==== MATERIAL FOR THIS EXERCISE ====

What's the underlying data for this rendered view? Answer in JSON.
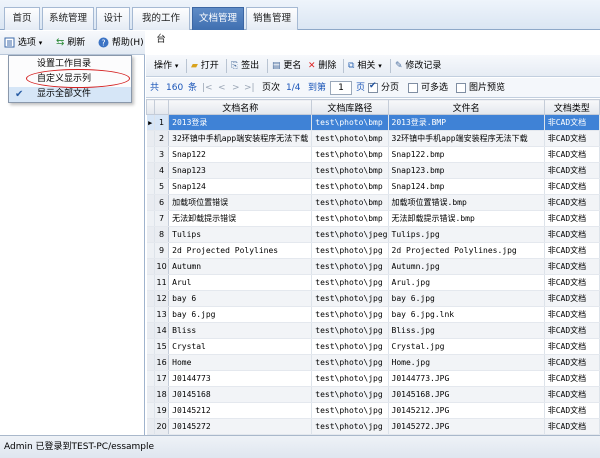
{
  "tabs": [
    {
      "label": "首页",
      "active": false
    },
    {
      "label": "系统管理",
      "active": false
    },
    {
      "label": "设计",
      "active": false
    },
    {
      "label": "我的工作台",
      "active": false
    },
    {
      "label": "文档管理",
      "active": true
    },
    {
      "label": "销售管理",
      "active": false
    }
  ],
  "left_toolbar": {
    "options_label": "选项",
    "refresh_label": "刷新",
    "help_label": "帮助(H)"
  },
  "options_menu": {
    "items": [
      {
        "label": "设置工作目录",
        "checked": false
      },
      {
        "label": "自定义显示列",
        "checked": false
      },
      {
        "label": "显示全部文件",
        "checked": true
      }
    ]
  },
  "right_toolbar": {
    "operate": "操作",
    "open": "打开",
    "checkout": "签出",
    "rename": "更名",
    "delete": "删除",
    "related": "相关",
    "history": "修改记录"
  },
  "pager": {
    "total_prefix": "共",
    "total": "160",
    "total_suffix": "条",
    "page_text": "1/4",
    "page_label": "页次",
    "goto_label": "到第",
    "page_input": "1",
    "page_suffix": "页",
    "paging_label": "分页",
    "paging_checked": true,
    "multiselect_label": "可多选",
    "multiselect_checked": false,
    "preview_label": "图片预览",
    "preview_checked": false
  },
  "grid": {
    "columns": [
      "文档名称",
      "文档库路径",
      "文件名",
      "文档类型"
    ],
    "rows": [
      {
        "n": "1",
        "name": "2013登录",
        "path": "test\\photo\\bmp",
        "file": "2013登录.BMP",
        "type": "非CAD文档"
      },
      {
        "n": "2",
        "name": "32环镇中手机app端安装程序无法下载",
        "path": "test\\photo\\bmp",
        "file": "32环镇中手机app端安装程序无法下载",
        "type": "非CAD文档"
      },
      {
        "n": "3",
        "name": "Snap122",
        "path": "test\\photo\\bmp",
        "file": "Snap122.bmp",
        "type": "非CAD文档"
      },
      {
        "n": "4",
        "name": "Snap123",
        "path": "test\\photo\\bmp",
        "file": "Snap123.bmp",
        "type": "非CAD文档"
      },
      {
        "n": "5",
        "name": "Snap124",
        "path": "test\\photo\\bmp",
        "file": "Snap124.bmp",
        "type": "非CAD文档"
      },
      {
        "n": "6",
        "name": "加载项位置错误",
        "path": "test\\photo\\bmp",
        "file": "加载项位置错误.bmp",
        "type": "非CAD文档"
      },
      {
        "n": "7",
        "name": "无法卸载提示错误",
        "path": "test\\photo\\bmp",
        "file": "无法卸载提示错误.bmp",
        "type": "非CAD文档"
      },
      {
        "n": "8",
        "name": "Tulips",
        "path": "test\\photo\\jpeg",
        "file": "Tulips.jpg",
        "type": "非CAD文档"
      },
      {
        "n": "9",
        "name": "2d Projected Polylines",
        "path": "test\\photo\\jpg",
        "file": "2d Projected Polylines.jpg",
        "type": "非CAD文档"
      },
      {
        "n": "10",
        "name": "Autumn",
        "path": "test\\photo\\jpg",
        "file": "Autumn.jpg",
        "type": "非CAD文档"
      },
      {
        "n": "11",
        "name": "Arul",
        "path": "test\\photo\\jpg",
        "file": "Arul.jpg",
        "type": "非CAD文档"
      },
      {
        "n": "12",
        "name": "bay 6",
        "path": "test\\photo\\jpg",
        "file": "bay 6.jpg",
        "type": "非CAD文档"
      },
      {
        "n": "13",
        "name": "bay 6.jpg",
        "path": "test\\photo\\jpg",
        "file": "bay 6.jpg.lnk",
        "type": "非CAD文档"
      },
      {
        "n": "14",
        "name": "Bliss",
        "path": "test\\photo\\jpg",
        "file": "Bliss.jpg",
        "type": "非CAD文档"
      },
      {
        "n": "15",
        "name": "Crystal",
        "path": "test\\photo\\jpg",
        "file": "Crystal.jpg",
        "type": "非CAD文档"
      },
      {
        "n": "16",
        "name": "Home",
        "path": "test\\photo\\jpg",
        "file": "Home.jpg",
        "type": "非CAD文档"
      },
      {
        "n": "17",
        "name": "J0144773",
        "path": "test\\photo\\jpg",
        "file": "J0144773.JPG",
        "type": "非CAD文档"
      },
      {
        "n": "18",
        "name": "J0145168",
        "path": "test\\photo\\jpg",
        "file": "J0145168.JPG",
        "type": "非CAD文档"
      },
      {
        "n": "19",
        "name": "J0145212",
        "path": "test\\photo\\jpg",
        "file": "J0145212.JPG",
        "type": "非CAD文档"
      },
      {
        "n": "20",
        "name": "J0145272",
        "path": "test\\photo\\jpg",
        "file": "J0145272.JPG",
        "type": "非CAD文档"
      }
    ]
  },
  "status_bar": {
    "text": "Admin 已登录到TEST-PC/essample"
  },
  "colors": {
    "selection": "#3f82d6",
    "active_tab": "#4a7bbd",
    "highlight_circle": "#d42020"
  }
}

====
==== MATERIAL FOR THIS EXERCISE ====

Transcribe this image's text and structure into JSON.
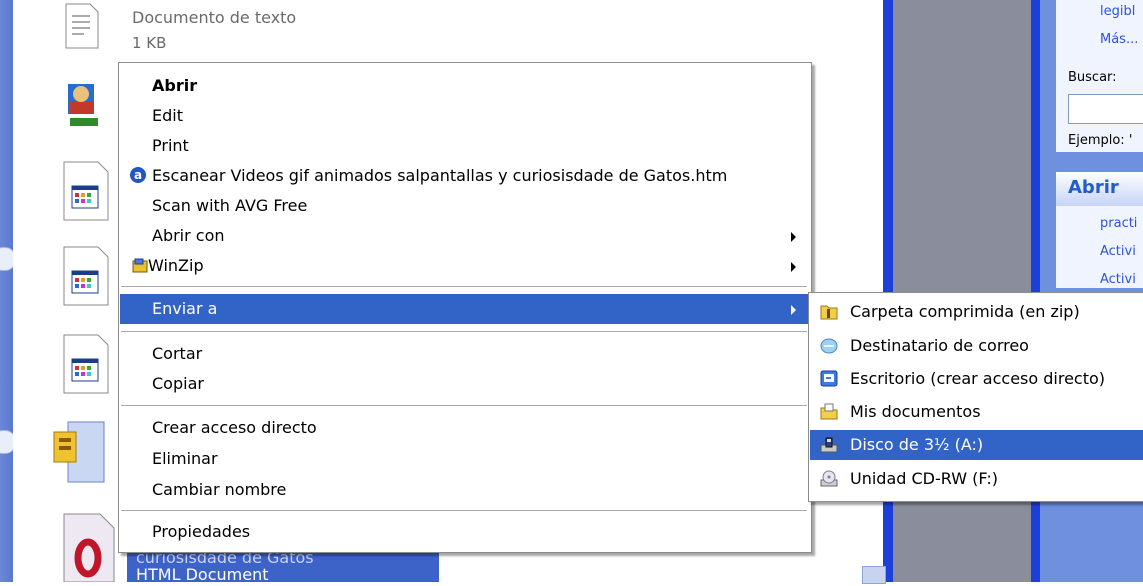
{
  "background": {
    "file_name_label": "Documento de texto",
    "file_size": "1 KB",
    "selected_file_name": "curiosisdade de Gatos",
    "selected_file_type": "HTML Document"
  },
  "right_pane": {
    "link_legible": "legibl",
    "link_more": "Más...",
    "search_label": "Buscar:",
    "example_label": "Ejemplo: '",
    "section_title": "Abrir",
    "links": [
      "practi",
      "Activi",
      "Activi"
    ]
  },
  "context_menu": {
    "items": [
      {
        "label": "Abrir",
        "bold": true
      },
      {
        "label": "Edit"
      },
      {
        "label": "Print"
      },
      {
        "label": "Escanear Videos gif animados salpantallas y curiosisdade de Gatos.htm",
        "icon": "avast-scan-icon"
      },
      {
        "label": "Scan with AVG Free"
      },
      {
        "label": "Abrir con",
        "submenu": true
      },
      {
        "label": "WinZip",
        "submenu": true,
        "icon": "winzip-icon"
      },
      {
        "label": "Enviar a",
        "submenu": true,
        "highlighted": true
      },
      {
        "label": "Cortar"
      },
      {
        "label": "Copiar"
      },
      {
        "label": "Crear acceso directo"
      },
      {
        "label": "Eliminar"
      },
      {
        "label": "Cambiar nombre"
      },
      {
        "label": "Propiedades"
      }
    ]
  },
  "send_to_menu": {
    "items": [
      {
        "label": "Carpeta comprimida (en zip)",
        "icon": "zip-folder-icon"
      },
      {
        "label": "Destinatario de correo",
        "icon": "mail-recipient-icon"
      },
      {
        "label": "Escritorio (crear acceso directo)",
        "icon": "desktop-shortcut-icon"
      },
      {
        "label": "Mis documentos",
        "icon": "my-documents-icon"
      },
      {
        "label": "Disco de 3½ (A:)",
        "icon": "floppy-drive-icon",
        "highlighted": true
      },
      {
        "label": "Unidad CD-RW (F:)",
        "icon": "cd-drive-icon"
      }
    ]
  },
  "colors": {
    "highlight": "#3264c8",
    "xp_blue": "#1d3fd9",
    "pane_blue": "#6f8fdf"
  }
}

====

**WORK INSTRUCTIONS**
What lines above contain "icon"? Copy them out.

**SOLUTION FOR THIS EXERCISE**
        "icon": "avast-scan-icon"
        "icon": "winzip-icon"
        "icon": "zip-folder-icon"
        "icon": "mail-recipient-icon"
        "icon": "desktop-shortcut-icon"
        "icon": "my-documents-icon"
        "icon": "floppy-drive-icon",
        "icon": "cd-drive-icon"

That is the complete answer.